“He’s not been a-rioting, or anything,” Korableva said, referring to Vasiliev, as she bit tiny pieces off a lump of sugar with her strong teeth. “He only stuck up for a chum, because it’s not lawful to strike prisoners nowadays.”
“And he’s a fine fellow, I’ve heard say,” said Theodosia, who sat bareheaded, with her long plaits round her head, on a log of wood opposite the shelf bedstead on which the teapot stood.
“There, now, if you were to ask him,” the watchman’s wife said to Maslova (by him she meant Nekhludoff).
“I shall tell him. He’ll do anything for me,” Maslova said, tossing her head, and smiling.
“Yes, but when is he coming? and they’ve already gone to fetch them,” said Theodosia. “It is terrible,” she added, with a sigh.
“I once did see how they flogged a peasant in the village. Father-in-law, he sent me once to the village elder. Well, I went, and there” . . . The watchman’s wife began her long story, which was interrupted by the sound of voices and steps in the corridor above them.
The women were silent, and sat listening.
“There they are, hauling him along, the devils!” Khoroshavka said. “They’ll do him to death, they will. The jailers are so enraged with him because he never would give in to them.”
All was quiet again upstairs, and the watchman’s wife finished her story of how she was that frightened when she went into the barn and saw them flogging a peasant, her inside turned at the sight, and so on. Khoroshevka related how Schegloff had been flogged, and never uttered a sound. Then Theodosia put away the tea things, and Korableva and the watchman’s wife took up their sewing. Maslova sat down on the bedstead, with her arms round her knees, dull and depressed. She was about to lie down and try to sleep, when the woman warder called her into the office to see a visitor.
“Now, mind, and don’t forget to tell him about us,” the old woman (Menshova) said, while Maslova was arranging the kerchief on her head before the dim looking-glass. “We did not set fire to the house, but he himself, the fiend, did it; his workman saw him do it, and will not damn his soul by denying it. You just tell to ask to see my Mitri. Mitri will tell him all about it, as plain as can be. Just think of our being locked up in prison when we never dreamt of any ill, while he, the fiend, is enjoying himself at the pub, with another man’s wife.”

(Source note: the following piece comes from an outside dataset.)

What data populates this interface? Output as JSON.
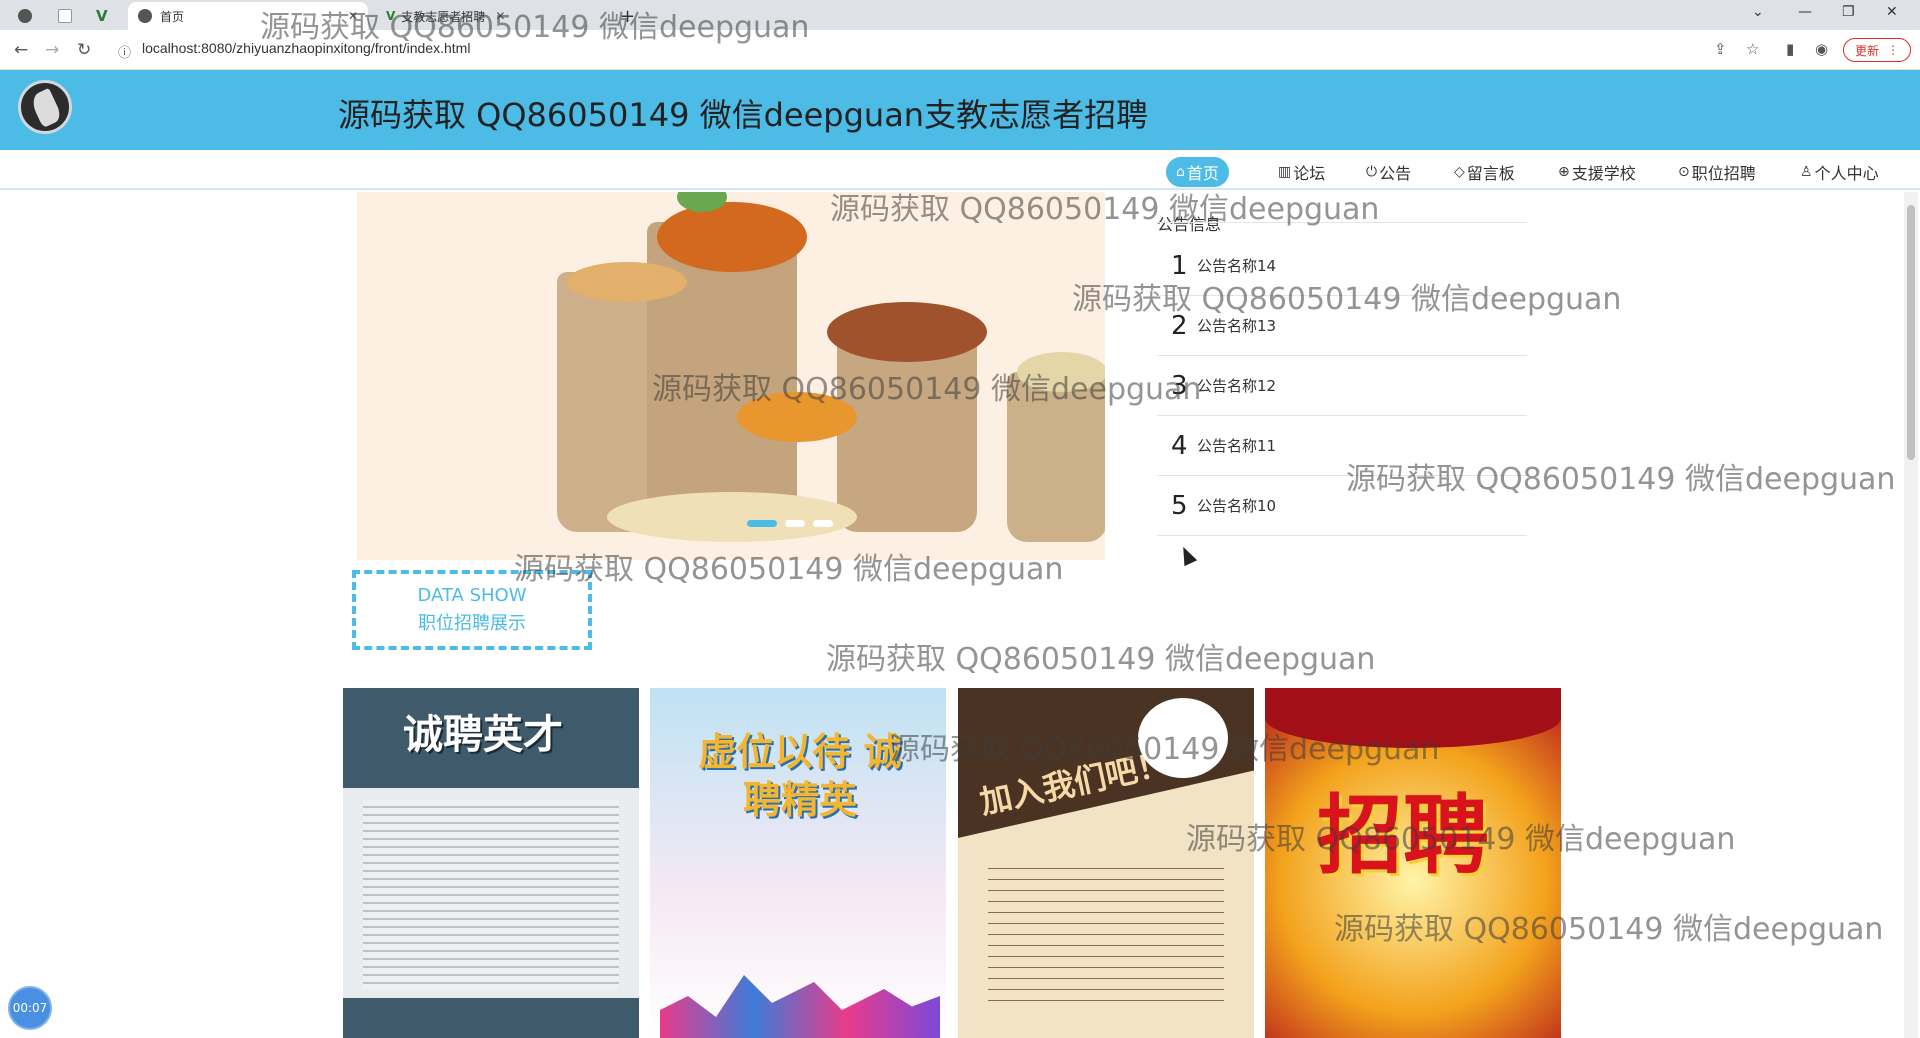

“That’s not the law,” remarked Korableva.
“I’ll tell him — I’ll tell him,” answered Maslova. “Suppose I have another drop, just to keep up courage,” she added, with a wink; and Korableva poured out half a cup of vodka, which Maslova drank. Then, having wiped her mouth and repeating the words “just to keep up courage,” tossing her head and smiling gaily, she followed the warder along the corridor.
Last updated Sunday, March 27, 2016 at 12:00